Venus Mirror (06.06.2012), 2012
Spiegeldurchmesser 300 mm, Holzstütze (Optional): 35 x 50 x 10 cm
12 + 4 Künstlerexemplare, jeweils nummeriert und signiert
Teleskopspiegel (Parabolspiegel) F5.3 mit 6 Bohrungen, dazu optional: Holzstütze
3900,- Euro, Aufpreis für Holzstütze ca. 150,- Euro
Simon Starling (*1967 in Epsom /UK) erzählt mit seinen Arbeiten Geschichten; immer wieder zeigt er weitgespannte Zusammenhänge zwischen Orten, Dingen, kulturellen und historischen Gegebenheiten auf. Er selbst nimmt dabei die Rolle des Erzählers ein, der die Pointe nie direkt preisgibt, sondern meist den langen Weg sucht oder den Umweg geht, um anschließend in einer manchmal absurden Reduktion ein Netz von Bezügen darzustellen. Simon Starling ist Träger bedeutender internationaler Preise und Auszeichnungen, darunter des Turnerpreises 2005.
Als Teil einer weiterführenden Recherche zur Beziehung zwischen der Geschichte der historisch bedeutenden, aber heute überholten Beobachtungen des Venusdurchgangs und der Geburt (und bald Verschwindens) des Kinofilms auf Celluloid, verfolgt Venus Mirror (06.06.2012) die Flugbahn des Venusdurchgangs im Juni 2012 in Form eine Serie von Bohrungen in der Parabolwölbung eines ansonsten makellosen Teleskopspiegels. Hierzu Notes auf der Rückseite des Blatts.
For many, Etienne Jules Marey’s invention of the chronophotographic gun, an instrument with which he managed in 1882 to capture the flight of a bird on a single glass-plate negative, marks a key generative moment in the evolution of cinema. However it is itself a direct descendent of an earlier device developed in 1874 by the French astronomer Pierre Cesar Jules Janssen – the revolver photographique. This telescope-cum-camera allowed for repeated timed exposures to be made around a single circular daguerreotype plate. Armed with this innovative piece of equipment, built for him in part by an accomplished Parisian clockmaker, Janssen set out for Japan in 1874.

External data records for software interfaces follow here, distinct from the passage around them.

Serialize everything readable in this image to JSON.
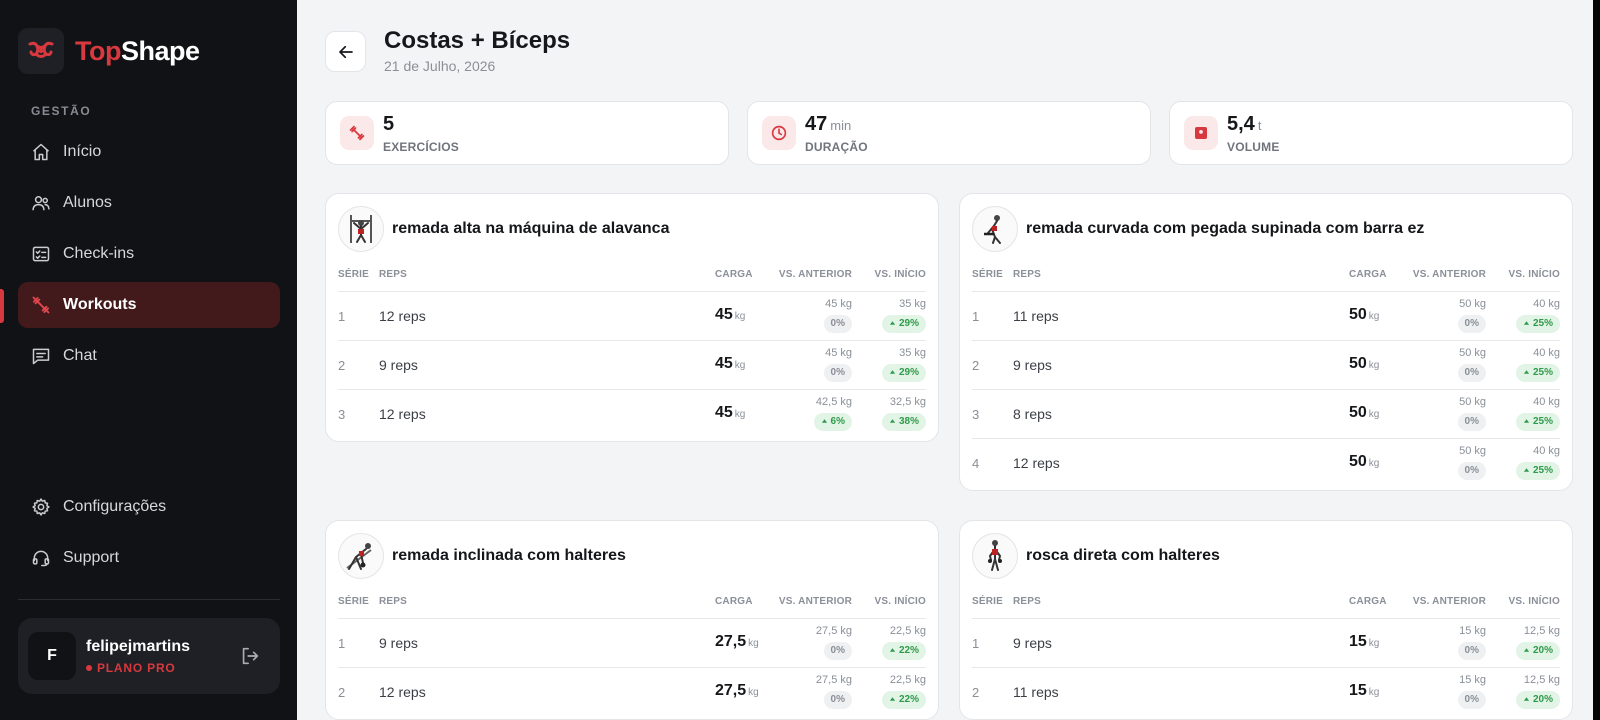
{
  "app": {
    "brand_part1": "Top",
    "brand_part2": "Shape"
  },
  "colors": {
    "accent": "#d8393f",
    "sidebar_bg": "#111215",
    "positive": "#2f9a4a"
  },
  "sidebar": {
    "section_label": "GESTÃO",
    "items": [
      {
        "label": "Início",
        "icon": "home-icon"
      },
      {
        "label": "Alunos",
        "icon": "users-icon"
      },
      {
        "label": "Check-ins",
        "icon": "checklist-icon"
      },
      {
        "label": "Workouts",
        "icon": "dumbbell-icon",
        "active": true
      },
      {
        "label": "Chat",
        "icon": "chat-icon"
      }
    ],
    "bottom_items": [
      {
        "label": "Configurações",
        "icon": "gear-icon"
      },
      {
        "label": "Support",
        "icon": "headset-icon"
      }
    ],
    "user": {
      "initial": "F",
      "name": "felipejmartins",
      "plan": "PLANO PRO"
    }
  },
  "header": {
    "title": "Costas + Bíceps",
    "date": "21 de Julho, 2026"
  },
  "stats": [
    {
      "value": "5",
      "unit": "",
      "label": "EXERCÍCIOS",
      "icon": "dumbbell-icon"
    },
    {
      "value": "47",
      "unit": "min",
      "label": "DURAÇÃO",
      "icon": "clock-icon"
    },
    {
      "value": "5,4",
      "unit": "t",
      "label": "VOLUME",
      "icon": "weight-icon"
    }
  ],
  "table_headers": {
    "serie": "SÉRIE",
    "reps": "REPS",
    "carga": "CARGA",
    "vs_anterior": "VS. ANTERIOR",
    "vs_inicio": "VS. INÍCIO"
  },
  "kg_unit": "kg",
  "exercises": [
    {
      "name": "remada alta na máquina de alavanca",
      "sets": [
        {
          "serie": "1",
          "reps": "12 reps",
          "carga": "45",
          "prev": "45 kg",
          "prev_delta": "0%",
          "prev_trend": "neutral",
          "start": "35 kg",
          "start_delta": "29%",
          "start_trend": "up"
        },
        {
          "serie": "2",
          "reps": "9 reps",
          "carga": "45",
          "prev": "45 kg",
          "prev_delta": "0%",
          "prev_trend": "neutral",
          "start": "35 kg",
          "start_delta": "29%",
          "start_trend": "up"
        },
        {
          "serie": "3",
          "reps": "12 reps",
          "carga": "45",
          "prev": "42,5 kg",
          "prev_delta": "6%",
          "prev_trend": "up",
          "start": "32,5 kg",
          "start_delta": "38%",
          "start_trend": "up"
        }
      ]
    },
    {
      "name": "remada curvada com pegada supinada com barra ez",
      "sets": [
        {
          "serie": "1",
          "reps": "11 reps",
          "carga": "50",
          "prev": "50 kg",
          "prev_delta": "0%",
          "prev_trend": "neutral",
          "start": "40 kg",
          "start_delta": "25%",
          "start_trend": "up"
        },
        {
          "serie": "2",
          "reps": "9 reps",
          "carga": "50",
          "prev": "50 kg",
          "prev_delta": "0%",
          "prev_trend": "neutral",
          "start": "40 kg",
          "start_delta": "25%",
          "start_trend": "up"
        },
        {
          "serie": "3",
          "reps": "8 reps",
          "carga": "50",
          "prev": "50 kg",
          "prev_delta": "0%",
          "prev_trend": "neutral",
          "start": "40 kg",
          "start_delta": "25%",
          "start_trend": "up"
        },
        {
          "serie": "4",
          "reps": "12 reps",
          "carga": "50",
          "prev": "50 kg",
          "prev_delta": "0%",
          "prev_trend": "neutral",
          "start": "40 kg",
          "start_delta": "25%",
          "start_trend": "up"
        }
      ]
    },
    {
      "name": "remada inclinada com halteres",
      "sets": [
        {
          "serie": "1",
          "reps": "9 reps",
          "carga": "27,5",
          "prev": "27,5 kg",
          "prev_delta": "0%",
          "prev_trend": "neutral",
          "start": "22,5 kg",
          "start_delta": "22%",
          "start_trend": "up"
        },
        {
          "serie": "2",
          "reps": "12 reps",
          "carga": "27,5",
          "prev": "27,5 kg",
          "prev_delta": "0%",
          "prev_trend": "neutral",
          "start": "22,5 kg",
          "start_delta": "22%",
          "start_trend": "up"
        }
      ]
    },
    {
      "name": "rosca direta com halteres",
      "sets": [
        {
          "serie": "1",
          "reps": "9 reps",
          "carga": "15",
          "prev": "15 kg",
          "prev_delta": "0%",
          "prev_trend": "neutral",
          "start": "12,5 kg",
          "start_delta": "20%",
          "start_trend": "up"
        },
        {
          "serie": "2",
          "reps": "11 reps",
          "carga": "15",
          "prev": "15 kg",
          "prev_delta": "0%",
          "prev_trend": "neutral",
          "start": "12,5 kg",
          "start_delta": "20%",
          "start_trend": "up"
        }
      ]
    }
  ]
}
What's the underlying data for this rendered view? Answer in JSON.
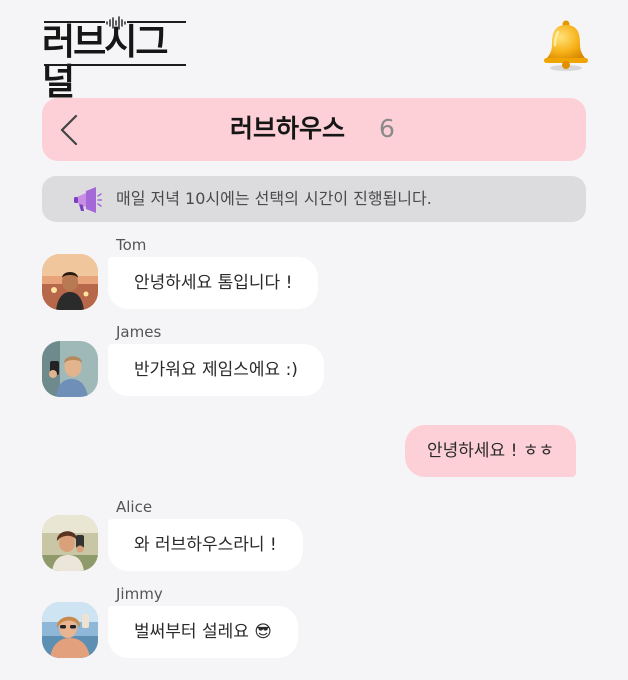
{
  "app": {
    "logo_text": "러브시그널"
  },
  "header": {
    "room_name": "러브하우스",
    "member_count": "6"
  },
  "notice": {
    "text": "매일 저녁 10시에는 선택의 시간이 진행됩니다."
  },
  "messages": [
    {
      "sender": "Tom",
      "text": "안녕하세요 톰입니다 !"
    },
    {
      "sender": "James",
      "text": "반가워요 제임스에요 :)"
    },
    {
      "sender": "",
      "text": "안녕하세요 ! ㅎㅎ"
    },
    {
      "sender": "Alice",
      "text": "와 러브하우스라니 !"
    },
    {
      "sender": "Jimmy",
      "text": "벌써부터 설레요 😎"
    }
  ],
  "colors": {
    "accent_pink": "#fcd0d6",
    "notice_gray": "#dcdcdf",
    "background": "#f5f5f7"
  }
}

One of a number of teams sent across the globe in order to record the rarely-visible transit of Venus across the Sun, Janssen and his colleagues hoped to refine the calculation of the mean Sun-Earth distance, the so called astronomical unit – the key to unlocking the architecture of the heavens. In large part lost or destroyed these extraordinary mirror finished donuts of silvered metal where deployed in the hope of refining the, until then, largely subjective business of timing the duration of the transit from geographically remote locations - a key part of the calculation process. Central to this refinement was the desire to conquer what was then a largely unexplained phenomena - black drop.
This mysterious visual effect, most famously observed by Captain Cook on the newly discovered island of Tahiti during the 1769 transit, resulted in the observer experiencing a distortion of Venus’ silhouette just as its edge was breaking away from the edge of the sun – making precise timing impossible. Agnes Clerke, in A Popular History of Astronomy (1902) vividly described the phenomena ‘as substituting adhesion for contact; the limbs of the sun and planet, instead of meeting and parting with the desirable clean definiteness, clinging together as if made of some glutinous material, and prolonging their connection by means of a dark band or dark threads stretched between them.’
It soon became clear that the results of the 1874 observations where no more objective than those of the previous ‘non-photographic’ observations, the various revolvers having produced very different and therefore incomparable results. A blow to the discipline of astronomy in general, the unravelling of the work surrounding the 1874 Transit led to a new approach to the problem of the astronomical unit – an approach dominated by another discipline, physics.
While the 1874 Transit, itself a quintessential, if reductive, cinematic experience - a shifty planetary protagonist projected by a vast bulb-sun onto the imaginations of an earth bound audience - may not have impacted greatly on our understanding of the solar-system, it could certainly be argued that Janssen’s innovative approach to chronophotography had a huge impact on the future of cinema. It is perhaps little surprise then that one of the first films ever screened in public was the Lumière Brothers footage of Janssen himself arriving for the conference of the Société Française de Photographie of 1895. Filmed in Lyon by Louis Lumière on the morning of the 15 June as the conference delegates arrived by riverboat, the film, that was screened for the first time that very afternoon, shows a stream of well dressed people walking down the gang-plank onto the quay. The delegates appear largely oblivious to the significance of the small wooden camera that survey’s their arrival, until that is Janssen himself appears, carrying his own camera. Noticing Lumière’s device and apparently understanding better than anyone its potential, and as if perhaps acknowledging his own importance in its genesis, Janssen pauses for a moment and theatrically greets the movie camera with a magnanimous flourish of his straw hat.